Children's Initiative Fund - The budget proposal shifts the Children's Initiative Fund (CIF) to the general fund. The CIF has numerous programs for children including; the Children's Mental Health Initiative, the Children's Cabinet, the Child Care Quality Initiative, Early Childhood Block Grants, Kansas Reads to Succeed, and Early Head Start. This proposal does not eliminate CIF. Every program will continue to be funded by the state.
In the past, CIF has not been considered part of the state general fund and has been "off budget." This transfer brings more transparency to the budgetary process by ensuring expenditures are fully accounted for.
The budget proposal also moved the "Children's Cabinet" to the Department of Education, making it easier to coordinate early childhood education programs across the state. The Kansas Department of Education supports this change.
Other recommendations include means testing the Parents As Teachers program (PAT), which allows taxpayer dollars to be targeted for those who need it most.
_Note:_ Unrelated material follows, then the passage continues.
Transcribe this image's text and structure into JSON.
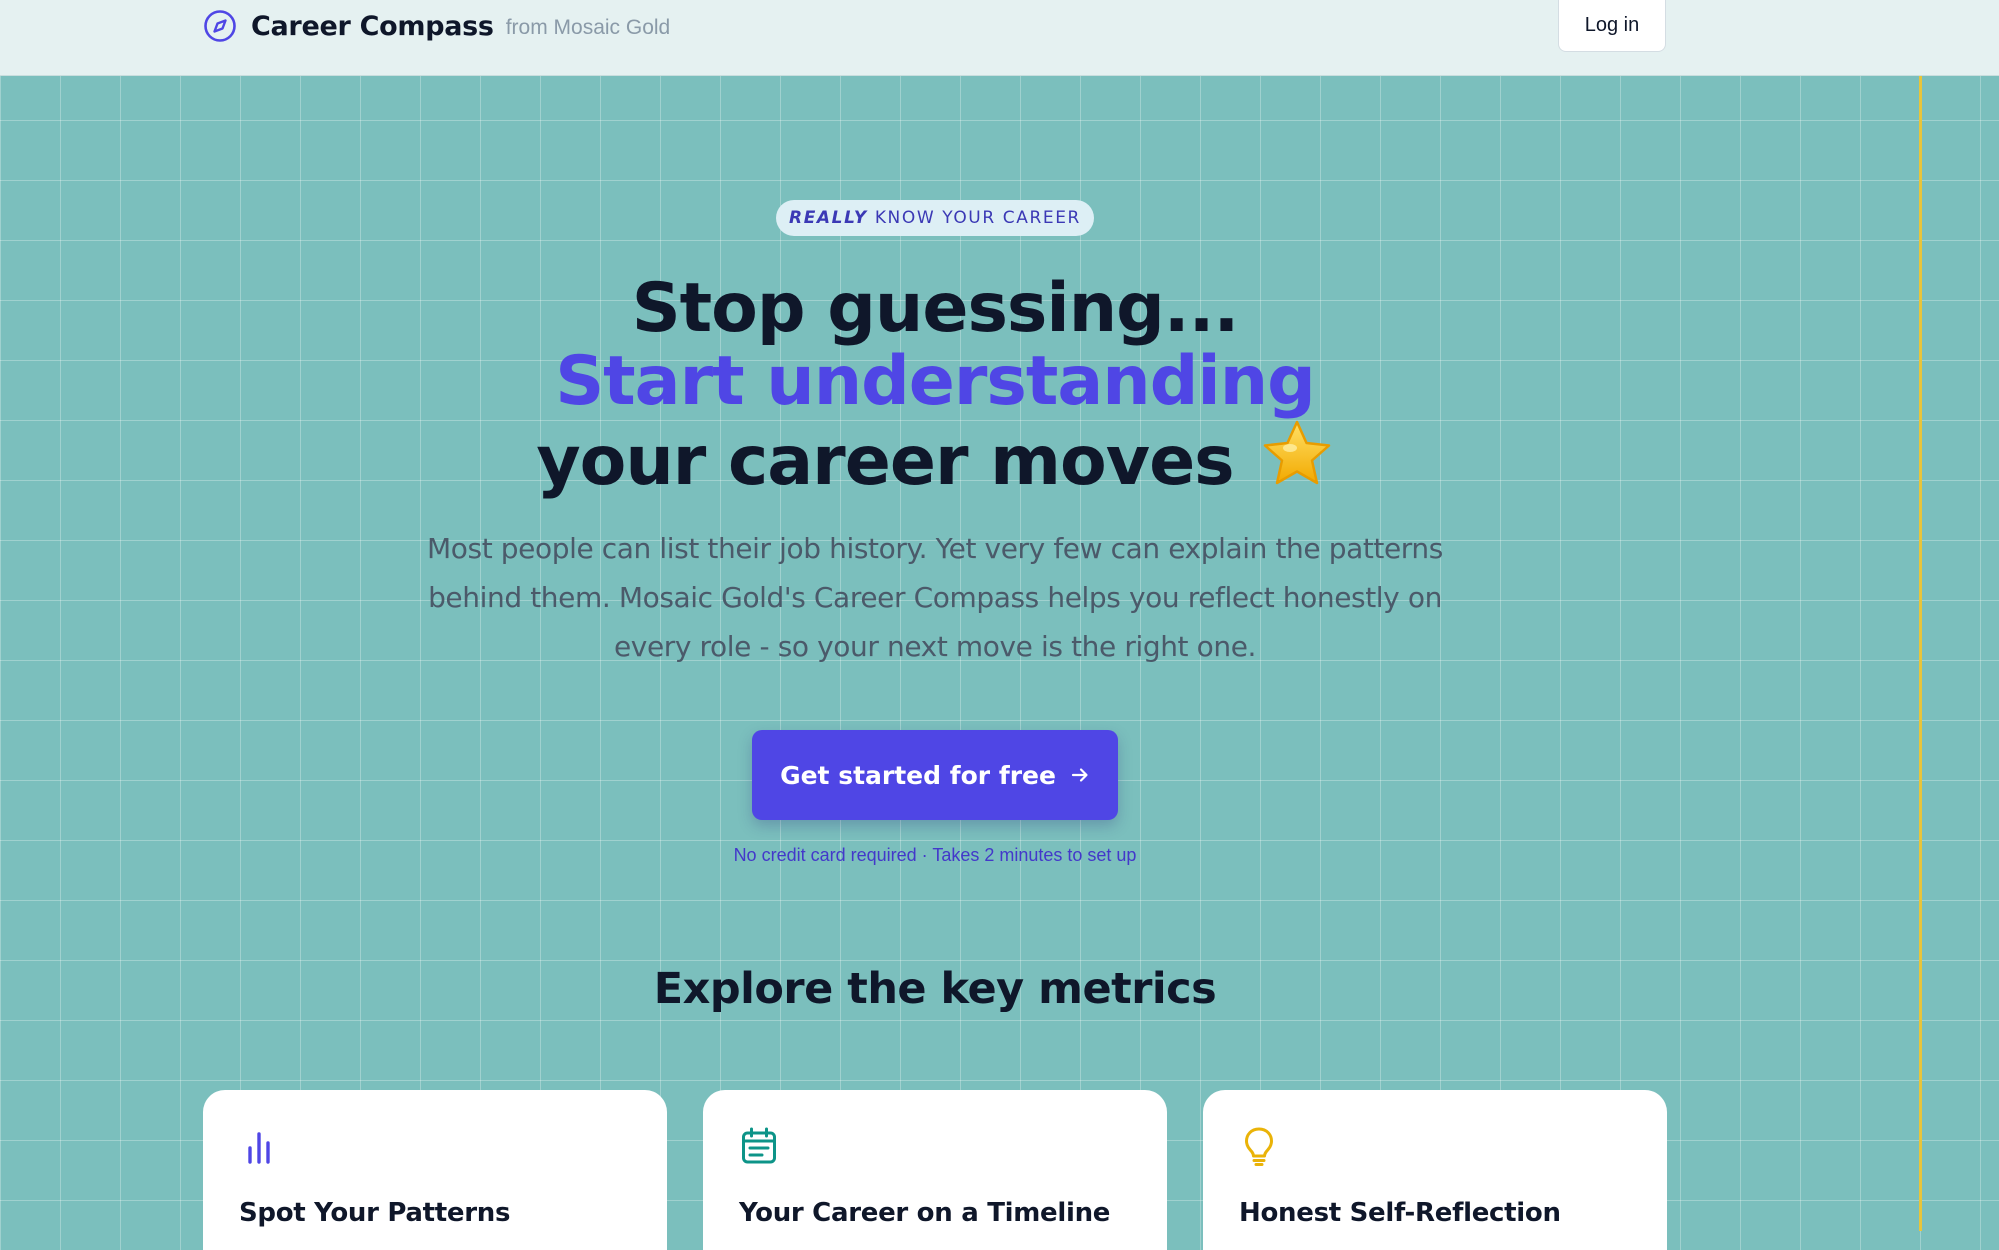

Kansas Bioscience Authority - The Kansas Bioscience Authority (KBA) voted to move towards privatization in its December meeting and the governor proposed legislation to authorize it. The sale would add an estimated $25 million in revenue to the FY 2017 budget, but it would also allow the KBA to continue its mission of stimulating economic growth throughout the bioscience industry.